Under the direction of M. von Arx, experiments with dynamite have been lately undertaken in Switzerland, with the view especially to investigate what degree of dangor is offered by it in transportation. Already the first blasting experiments gave proof of the extraordinary power of this explosive. The explosion took place in from two to four minutes. Two and a half cartridges detached a mass of six and a half cubic meters of hard rock in a bore hole of I'll meters depth and three centimeters diameter; and in another experiment, three and a half cartridges, when exploded in a hole of 1*32 meters depth, loosened a mass of seventy-one cubic meters. Similar results were obtained in cast and wrought iron, and in water. A cartridge that was allowed to explode in the river Aare, threw a large volume of water to a considerable hight. In order to investigate the danger of spontaneous explosion, the dynamite was first subjected to chemical analysis. In treating it with alcohol, 76'6 per cent of nitro-glycer-in were extracted, while a solid residuum of a reddish white color was left, that consisted chiefly of silica, and small admixtures of lime, oxide of iron, and alumina. The priming of the copper fusee was found to consist of fulminate of mercury. The effective portion of dynamite is consequently the nitro-gly-cerin, while the other substances serve merely to diminish the danger of spontaneous decomposition. A blasting material of this kind may explode by great variations of temperature, by intense solar rays, shocks, electricity, and spontaneous decomposition. This last mentioned possibility must yet be referred to experimental investigation. However, the experiments have furnished very satisfactory results in regard to the other influences. Dynamite was not acted* upon by steam, and when not inclosed was consumed slowly in the firs, but when inclosed, it exploded with considerable force. The effect of light was experimented upon by a mirror, the dynamite burning in its focus with light puffings, without explosion, and when exposed to a jess concentrated light, no effect was found to take place. The experiments which were undertaken in order to examine the effect of concussion proved that explosion will only take place when the material is placed between two very hard surfaces, and when the shock is very powerful. However, if concussion takes place between iron and stone, explosion is rarely produced, and never so between iron and wood. Inclosed dynamite explodes easier, but the intensity of the shock must in all cases be great. It was also thought of importance to examine whether the dynamite would explode by lightning.
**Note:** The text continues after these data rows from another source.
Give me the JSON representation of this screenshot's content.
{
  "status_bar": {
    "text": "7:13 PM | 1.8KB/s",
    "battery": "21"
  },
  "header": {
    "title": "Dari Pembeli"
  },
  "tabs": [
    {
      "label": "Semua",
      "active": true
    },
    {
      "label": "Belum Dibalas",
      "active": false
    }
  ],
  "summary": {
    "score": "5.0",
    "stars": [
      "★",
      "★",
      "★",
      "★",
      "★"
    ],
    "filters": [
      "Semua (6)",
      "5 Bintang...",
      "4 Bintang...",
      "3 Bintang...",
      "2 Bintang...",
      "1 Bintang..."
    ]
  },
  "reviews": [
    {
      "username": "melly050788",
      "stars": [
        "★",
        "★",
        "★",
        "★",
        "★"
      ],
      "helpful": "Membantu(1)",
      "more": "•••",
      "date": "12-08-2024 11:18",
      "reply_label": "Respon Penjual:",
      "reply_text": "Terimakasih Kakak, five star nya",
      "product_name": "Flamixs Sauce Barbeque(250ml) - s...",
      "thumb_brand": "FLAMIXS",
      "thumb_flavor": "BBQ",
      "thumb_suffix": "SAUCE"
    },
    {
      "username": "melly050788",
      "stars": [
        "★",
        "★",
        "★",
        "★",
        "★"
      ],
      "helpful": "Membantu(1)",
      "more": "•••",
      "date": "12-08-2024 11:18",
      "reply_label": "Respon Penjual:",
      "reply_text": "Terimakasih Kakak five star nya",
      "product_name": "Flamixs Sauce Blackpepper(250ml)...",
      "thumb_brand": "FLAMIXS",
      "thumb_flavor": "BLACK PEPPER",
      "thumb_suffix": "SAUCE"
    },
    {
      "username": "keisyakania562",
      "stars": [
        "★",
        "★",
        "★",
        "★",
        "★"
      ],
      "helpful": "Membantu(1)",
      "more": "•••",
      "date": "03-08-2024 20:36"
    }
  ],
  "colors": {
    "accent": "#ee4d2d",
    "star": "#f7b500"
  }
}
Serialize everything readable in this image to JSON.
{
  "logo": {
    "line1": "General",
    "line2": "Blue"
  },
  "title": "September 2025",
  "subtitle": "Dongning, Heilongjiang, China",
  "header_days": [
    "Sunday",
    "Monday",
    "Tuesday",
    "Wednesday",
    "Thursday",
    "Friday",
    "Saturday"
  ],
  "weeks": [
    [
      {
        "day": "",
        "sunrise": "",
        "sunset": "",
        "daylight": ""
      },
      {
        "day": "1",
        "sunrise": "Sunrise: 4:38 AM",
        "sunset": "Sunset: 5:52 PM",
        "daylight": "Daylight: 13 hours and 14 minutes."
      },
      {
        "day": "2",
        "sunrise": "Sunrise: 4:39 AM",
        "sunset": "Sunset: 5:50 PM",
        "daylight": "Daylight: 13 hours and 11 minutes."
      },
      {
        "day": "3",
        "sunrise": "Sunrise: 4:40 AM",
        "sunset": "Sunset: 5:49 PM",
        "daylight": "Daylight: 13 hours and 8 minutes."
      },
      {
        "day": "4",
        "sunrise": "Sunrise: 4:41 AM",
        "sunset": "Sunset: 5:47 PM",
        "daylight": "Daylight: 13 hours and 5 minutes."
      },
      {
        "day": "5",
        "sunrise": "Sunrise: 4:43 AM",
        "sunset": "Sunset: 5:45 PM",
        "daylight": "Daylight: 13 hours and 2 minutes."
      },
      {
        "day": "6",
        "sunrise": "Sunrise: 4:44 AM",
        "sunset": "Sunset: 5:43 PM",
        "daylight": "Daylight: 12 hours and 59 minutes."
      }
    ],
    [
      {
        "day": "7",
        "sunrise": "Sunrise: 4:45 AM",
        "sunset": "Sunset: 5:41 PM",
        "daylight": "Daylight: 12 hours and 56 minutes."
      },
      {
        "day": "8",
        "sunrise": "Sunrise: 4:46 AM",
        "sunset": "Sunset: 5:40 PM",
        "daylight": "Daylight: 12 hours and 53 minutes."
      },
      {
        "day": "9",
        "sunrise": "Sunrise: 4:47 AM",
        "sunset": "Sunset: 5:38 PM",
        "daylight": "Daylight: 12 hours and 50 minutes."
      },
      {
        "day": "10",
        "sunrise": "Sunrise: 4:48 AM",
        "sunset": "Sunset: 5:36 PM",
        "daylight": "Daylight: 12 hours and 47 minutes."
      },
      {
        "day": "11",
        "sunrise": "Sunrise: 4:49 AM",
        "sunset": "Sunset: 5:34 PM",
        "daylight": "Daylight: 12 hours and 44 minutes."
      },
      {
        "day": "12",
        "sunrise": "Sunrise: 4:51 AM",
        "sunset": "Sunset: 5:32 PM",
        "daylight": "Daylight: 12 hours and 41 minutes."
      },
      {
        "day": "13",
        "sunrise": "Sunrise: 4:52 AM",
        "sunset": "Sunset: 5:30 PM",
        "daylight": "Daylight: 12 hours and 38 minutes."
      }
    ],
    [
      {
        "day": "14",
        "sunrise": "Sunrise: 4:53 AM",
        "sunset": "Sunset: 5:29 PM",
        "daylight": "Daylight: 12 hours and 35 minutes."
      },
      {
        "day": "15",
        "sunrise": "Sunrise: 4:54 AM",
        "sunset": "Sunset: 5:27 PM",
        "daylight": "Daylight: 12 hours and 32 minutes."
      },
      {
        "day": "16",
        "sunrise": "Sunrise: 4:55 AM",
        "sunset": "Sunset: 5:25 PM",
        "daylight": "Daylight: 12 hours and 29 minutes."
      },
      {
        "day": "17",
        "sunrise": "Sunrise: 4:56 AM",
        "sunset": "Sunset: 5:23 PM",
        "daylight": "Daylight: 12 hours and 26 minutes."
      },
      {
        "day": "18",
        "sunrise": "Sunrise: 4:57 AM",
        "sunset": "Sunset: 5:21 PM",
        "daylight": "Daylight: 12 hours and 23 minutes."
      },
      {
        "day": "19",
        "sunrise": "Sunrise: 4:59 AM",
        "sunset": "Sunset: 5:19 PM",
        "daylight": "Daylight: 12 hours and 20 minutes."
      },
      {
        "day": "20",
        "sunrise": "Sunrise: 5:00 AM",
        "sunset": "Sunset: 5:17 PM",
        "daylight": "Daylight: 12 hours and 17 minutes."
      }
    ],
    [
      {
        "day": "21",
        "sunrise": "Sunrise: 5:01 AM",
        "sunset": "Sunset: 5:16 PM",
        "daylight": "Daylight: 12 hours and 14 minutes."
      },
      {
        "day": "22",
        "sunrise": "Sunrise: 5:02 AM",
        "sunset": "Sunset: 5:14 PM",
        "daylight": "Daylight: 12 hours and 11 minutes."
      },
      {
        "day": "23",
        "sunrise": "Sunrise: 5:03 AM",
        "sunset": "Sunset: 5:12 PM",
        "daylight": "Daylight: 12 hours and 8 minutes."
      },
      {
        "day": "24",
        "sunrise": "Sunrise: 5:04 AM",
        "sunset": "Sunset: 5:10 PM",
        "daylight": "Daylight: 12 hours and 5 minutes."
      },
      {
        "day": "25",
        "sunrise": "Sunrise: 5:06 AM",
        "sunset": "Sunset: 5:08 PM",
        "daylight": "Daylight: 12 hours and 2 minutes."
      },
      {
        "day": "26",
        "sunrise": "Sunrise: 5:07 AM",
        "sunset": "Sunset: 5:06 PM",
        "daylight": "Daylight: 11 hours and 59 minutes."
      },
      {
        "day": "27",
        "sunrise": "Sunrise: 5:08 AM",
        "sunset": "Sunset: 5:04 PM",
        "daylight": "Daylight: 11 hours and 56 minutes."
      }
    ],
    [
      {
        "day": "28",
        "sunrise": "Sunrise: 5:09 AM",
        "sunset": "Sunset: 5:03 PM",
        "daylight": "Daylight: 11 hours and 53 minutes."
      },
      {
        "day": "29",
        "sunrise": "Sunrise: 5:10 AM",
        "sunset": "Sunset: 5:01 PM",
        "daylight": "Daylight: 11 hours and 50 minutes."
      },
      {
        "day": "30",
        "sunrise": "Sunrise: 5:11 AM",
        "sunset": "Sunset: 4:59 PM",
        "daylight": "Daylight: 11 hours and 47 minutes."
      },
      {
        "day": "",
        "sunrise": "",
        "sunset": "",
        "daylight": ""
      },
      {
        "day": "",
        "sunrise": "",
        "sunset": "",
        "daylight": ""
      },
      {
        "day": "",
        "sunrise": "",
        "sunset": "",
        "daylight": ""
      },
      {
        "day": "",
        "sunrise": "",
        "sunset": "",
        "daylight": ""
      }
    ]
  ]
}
It was for this reason exposed to the discharge sparks of a large Leyden jar, and those of a powerful induction apparatus. As, however, explosion ensued in no instance, from the experiments the experts drew the conclusion that the transportation of dynamite is not attended with any danger. Changes of temperature, strong heat, even fire, and intensely concentrated solar rays do not produce explosion, so long as the material itself is not inclosed in vess.ds possessing great powers of res'stance. And, while it will decompose by shocks, these will scarcely ever be intense enough to offer real danger. As regards spontaneous decomposition, there is nothing known about the new blasting material ; however, it is evident that the earthy admixture must prevent a rapid decomposition, and only allow a gradual and slow one. Taken all in all, the dynamite offers considerably less danger than nitroglycerin, and, since it is nearly equal to it in explosive power, there is no reason why the latter composition should not soon be replaced by the former.
This article was originally published with the title "On Experiments with Dynamite" in Scientific American 21, 21, 330 (November 1869)